* **What to produce**:
Comb through the entries for "first" and pull out each line that holds it.

=== Section Start ===

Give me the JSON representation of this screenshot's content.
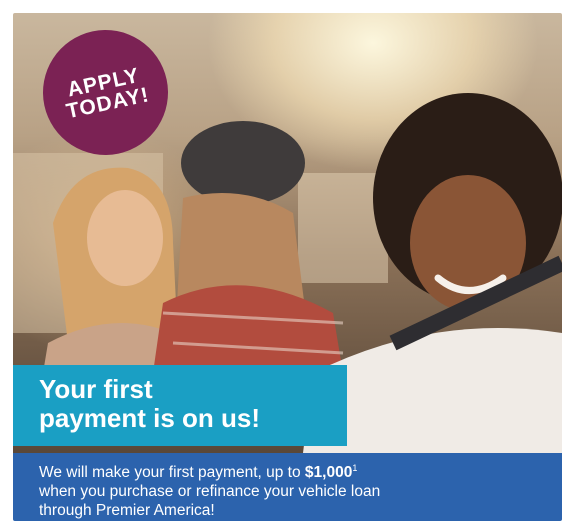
{
  "badge": {
    "line1": "APPLY",
    "line2": "TODAY!"
  },
  "headline": {
    "line1": "Your first",
    "line2": "payment is on us!"
  },
  "blurb": {
    "part1": "We will make your first payment, up to ",
    "amount": "$1,000",
    "footnote": "1",
    "line2": "when you purchase or refinance your vehicle loan",
    "line3": "through Premier America!"
  }
}
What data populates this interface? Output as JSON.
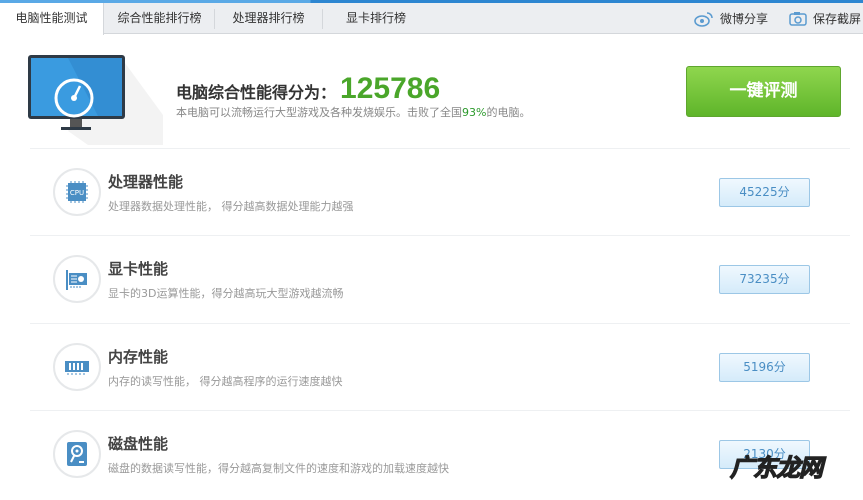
{
  "tabs": [
    {
      "label": "电脑性能测试",
      "active": true
    },
    {
      "label": "综合性能排行榜"
    },
    {
      "label": "处理器排行榜"
    },
    {
      "label": "显卡排行榜"
    }
  ],
  "toolbar": {
    "weibo_share": "微博分享",
    "save_screenshot": "保存截屏",
    "weibo_icon": "weibo-icon",
    "camera_icon": "camera-icon"
  },
  "summary": {
    "title": "电脑综合性能得分为：",
    "score": "125786",
    "desc_prefix": "本电脑可以流畅运行大型游戏及各种发烧娱乐。击败了全国",
    "percent": "93%",
    "desc_suffix": "的电脑。",
    "button": "一键评测"
  },
  "rows": [
    {
      "icon": "cpu-icon",
      "title": "处理器性能",
      "desc": "处理器数据处理性能， 得分越高数据处理能力越强",
      "score": "45225分"
    },
    {
      "icon": "graphics-card-icon",
      "title": "显卡性能",
      "desc": "显卡的3D运算性能，得分越高玩大型游戏越流畅",
      "score": "73235分"
    },
    {
      "icon": "memory-icon",
      "title": "内存性能",
      "desc": "内存的读写性能， 得分越高程序的运行速度越快",
      "score": "5196分"
    },
    {
      "icon": "disk-icon",
      "title": "磁盘性能",
      "desc": "磁盘的数据读写性能，得分越高复制文件的速度和游戏的加载速度越快",
      "score": "2130分"
    }
  ],
  "colors": {
    "accent_green": "#4aa62a",
    "accent_blue": "#2d86d1",
    "icon_blue": "#4a8ec4"
  },
  "watermark": "广东龙网"
}
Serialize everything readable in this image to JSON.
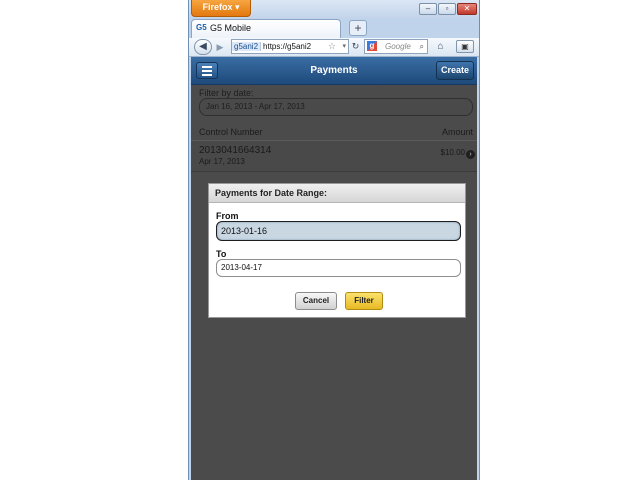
{
  "browser": {
    "firefox_button_label": "Firefox ▾",
    "window_controls": {
      "minimize": "–",
      "maximize": "▫",
      "close": "✕"
    },
    "tab": {
      "favicon_text": "G5",
      "title": "G5 Mobile"
    },
    "new_tab_label": "+",
    "nav": {
      "back_icon": "◀",
      "forward_icon": "▶",
      "site_identity": "g5ani2",
      "url": "https://g5ani2",
      "star_icon": "☆",
      "dropdown_icon": "▾",
      "reload_icon": "↻",
      "search_engine_letter": "g",
      "search_placeholder": "Google",
      "search_icon": "⌕",
      "home_icon": "⌂",
      "addon_icon": "▣"
    }
  },
  "app": {
    "title": "Payments",
    "create_label": "Create",
    "filter_label": "Filter by date:",
    "filter_value": "Jan 16, 2013 - Apr 17, 2013",
    "list_headers": {
      "control_number": "Control Number",
      "amount": "Amount"
    },
    "payments": [
      {
        "control_number": "2013041664314",
        "date": "Apr 17, 2013",
        "amount": "$10.00"
      }
    ],
    "row_chevron": "›"
  },
  "dialog": {
    "title": "Payments for Date Range:",
    "from_label": "From",
    "from_value": "2013-01-16",
    "to_label": "To",
    "to_value": "2013-04-17",
    "cancel_label": "Cancel",
    "filter_label": "Filter"
  }
}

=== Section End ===

* **Expected output**:
    "line1": "Your first",
    "part1": "We will make your first payment, up to ",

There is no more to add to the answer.